In his monthly Mid-America Business Conditions Index survey of supply managers, Creighton University Economics Professor Ernie Goss, PhD, says the economy is experiencing stagflation, a time of very low growth and high inflationary pressures.
The September index remained above growth neutral but declined for the fifth time in the last six months, but registered its lowest reading in more than two years at 52.7, down from 55.5 in August.
Goss says supply managers surveyed are still dealing with a slew of challenges that are impeding economic growth, with 43 percent saying supply chain disruptions, 35.6 percent pointing to labor shortages, 10.7 percent naming higher input costs, 7.1 percent saying global recession with the lowest reading of higher interest rates at 3.6 percent.

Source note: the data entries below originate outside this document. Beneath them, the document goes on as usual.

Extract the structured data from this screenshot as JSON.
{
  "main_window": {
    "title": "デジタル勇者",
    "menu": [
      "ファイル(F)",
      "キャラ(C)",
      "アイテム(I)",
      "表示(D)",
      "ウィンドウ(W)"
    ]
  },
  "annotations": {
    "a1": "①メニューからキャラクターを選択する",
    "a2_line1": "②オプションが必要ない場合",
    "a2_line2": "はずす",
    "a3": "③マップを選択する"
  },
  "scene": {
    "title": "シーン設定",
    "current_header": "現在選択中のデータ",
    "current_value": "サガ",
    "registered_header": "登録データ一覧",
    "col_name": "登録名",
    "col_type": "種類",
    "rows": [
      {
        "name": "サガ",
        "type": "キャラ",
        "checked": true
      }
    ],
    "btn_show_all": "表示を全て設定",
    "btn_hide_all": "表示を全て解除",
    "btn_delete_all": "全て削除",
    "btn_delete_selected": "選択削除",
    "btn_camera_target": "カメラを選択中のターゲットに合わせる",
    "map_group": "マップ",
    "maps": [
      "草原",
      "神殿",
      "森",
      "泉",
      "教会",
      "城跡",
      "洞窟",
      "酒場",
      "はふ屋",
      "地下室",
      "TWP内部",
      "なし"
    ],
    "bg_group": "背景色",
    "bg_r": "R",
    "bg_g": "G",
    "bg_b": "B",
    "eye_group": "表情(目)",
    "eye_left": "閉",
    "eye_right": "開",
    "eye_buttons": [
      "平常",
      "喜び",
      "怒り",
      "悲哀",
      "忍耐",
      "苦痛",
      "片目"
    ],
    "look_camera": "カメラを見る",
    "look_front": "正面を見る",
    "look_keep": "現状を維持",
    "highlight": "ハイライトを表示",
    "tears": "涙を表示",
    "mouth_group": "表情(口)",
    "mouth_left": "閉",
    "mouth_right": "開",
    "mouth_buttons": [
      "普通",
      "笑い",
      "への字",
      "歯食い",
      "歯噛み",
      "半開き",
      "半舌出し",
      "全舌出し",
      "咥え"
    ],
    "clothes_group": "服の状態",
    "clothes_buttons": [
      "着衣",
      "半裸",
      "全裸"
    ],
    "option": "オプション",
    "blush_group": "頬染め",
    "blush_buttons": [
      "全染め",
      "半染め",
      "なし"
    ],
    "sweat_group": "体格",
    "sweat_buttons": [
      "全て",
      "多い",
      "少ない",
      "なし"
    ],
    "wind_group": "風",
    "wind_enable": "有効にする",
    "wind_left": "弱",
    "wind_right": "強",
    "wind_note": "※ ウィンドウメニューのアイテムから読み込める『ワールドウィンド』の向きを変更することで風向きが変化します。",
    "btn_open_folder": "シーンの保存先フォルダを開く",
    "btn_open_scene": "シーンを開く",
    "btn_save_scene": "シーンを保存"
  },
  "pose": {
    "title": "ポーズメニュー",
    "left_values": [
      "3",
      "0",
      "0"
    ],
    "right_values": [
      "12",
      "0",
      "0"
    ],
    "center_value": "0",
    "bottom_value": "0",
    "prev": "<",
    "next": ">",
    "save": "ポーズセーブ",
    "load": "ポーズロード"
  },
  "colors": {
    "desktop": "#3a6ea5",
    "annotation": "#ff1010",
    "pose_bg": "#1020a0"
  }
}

Inflationary pressures are subsiding according to Goss, but he expects the inflation rate to remain above 6% for the rest of 2022, with short-term rates to rise another half-point by next January. And while manufacturing is stronger than the rest of the economy, he says the housing market is struggling as long-term interest rates won’t be coming down.
“If you need to borrow, borrow today. Interest rates are not going to get lower – long-term or short-term. Long-term interest rates are going to rise,” says Goss. “We’re seeing mortgage rates tip above 7% for the first time in 15 years. We’re seeing some of the worst mortgage rates and they’ll continue to rise. I think the increase will soften in the first quarter of 2023.”
Ahead of the holiday season, supply chain disruptions are expected to ease due to pre-buying, but holiday hiring activity is expected to be weak this year.
While Nebraska was tops in the region for manufacturing wage growth the past 12 months, the state’s BCI for September sank below growth neutral to 47.9, down nearly six points from the previous month.